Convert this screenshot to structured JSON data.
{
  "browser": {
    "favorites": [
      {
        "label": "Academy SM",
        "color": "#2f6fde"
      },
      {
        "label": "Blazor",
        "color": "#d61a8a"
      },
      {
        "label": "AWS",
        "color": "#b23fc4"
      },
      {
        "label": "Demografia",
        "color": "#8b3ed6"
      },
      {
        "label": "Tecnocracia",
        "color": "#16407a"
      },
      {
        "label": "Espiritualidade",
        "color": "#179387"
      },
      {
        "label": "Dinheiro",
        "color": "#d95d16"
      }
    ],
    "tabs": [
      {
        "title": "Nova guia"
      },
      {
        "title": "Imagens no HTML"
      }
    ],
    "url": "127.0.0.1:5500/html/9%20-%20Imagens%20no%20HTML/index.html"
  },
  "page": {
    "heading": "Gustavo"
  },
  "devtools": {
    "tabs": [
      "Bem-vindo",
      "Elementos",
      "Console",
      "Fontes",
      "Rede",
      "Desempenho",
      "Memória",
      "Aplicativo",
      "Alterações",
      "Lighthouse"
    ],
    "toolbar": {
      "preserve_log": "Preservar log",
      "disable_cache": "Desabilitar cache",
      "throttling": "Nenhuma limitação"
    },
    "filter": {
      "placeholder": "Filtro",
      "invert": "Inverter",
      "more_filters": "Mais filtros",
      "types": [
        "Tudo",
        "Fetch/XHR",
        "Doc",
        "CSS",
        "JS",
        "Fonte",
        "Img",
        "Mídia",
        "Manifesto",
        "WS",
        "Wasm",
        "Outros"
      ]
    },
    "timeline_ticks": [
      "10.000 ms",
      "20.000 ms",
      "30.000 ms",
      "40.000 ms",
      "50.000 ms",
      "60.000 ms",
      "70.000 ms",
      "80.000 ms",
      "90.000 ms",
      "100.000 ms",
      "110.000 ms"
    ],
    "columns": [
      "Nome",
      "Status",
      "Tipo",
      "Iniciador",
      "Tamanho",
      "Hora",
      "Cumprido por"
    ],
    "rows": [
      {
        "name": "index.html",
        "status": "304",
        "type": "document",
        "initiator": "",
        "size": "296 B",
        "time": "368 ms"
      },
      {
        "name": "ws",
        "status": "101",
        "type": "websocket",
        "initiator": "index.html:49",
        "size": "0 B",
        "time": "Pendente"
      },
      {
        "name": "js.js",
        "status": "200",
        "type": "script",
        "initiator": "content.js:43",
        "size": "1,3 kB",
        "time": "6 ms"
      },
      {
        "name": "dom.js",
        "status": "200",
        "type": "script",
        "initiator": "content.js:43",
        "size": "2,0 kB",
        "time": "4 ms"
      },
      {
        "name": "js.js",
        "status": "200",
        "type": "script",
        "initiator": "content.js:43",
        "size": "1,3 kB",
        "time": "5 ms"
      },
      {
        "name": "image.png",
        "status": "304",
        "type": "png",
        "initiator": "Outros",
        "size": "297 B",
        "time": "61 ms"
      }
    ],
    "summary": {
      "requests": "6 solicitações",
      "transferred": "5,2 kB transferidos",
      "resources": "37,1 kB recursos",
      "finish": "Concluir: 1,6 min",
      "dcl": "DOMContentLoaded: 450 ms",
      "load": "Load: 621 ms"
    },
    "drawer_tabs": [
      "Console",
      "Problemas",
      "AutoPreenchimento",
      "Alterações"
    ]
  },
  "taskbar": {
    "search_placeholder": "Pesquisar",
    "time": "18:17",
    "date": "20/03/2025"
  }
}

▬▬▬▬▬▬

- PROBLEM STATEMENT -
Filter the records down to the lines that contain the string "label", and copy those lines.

- TASK OUTPUT -
        "label": "Academy SM",
        "label": "Blazor",
        "label": "AWS",
        "label": "Demografia",
        "label": "Tecnocracia",
        "label": "Espiritualidade",
        "label": "Dinheiro",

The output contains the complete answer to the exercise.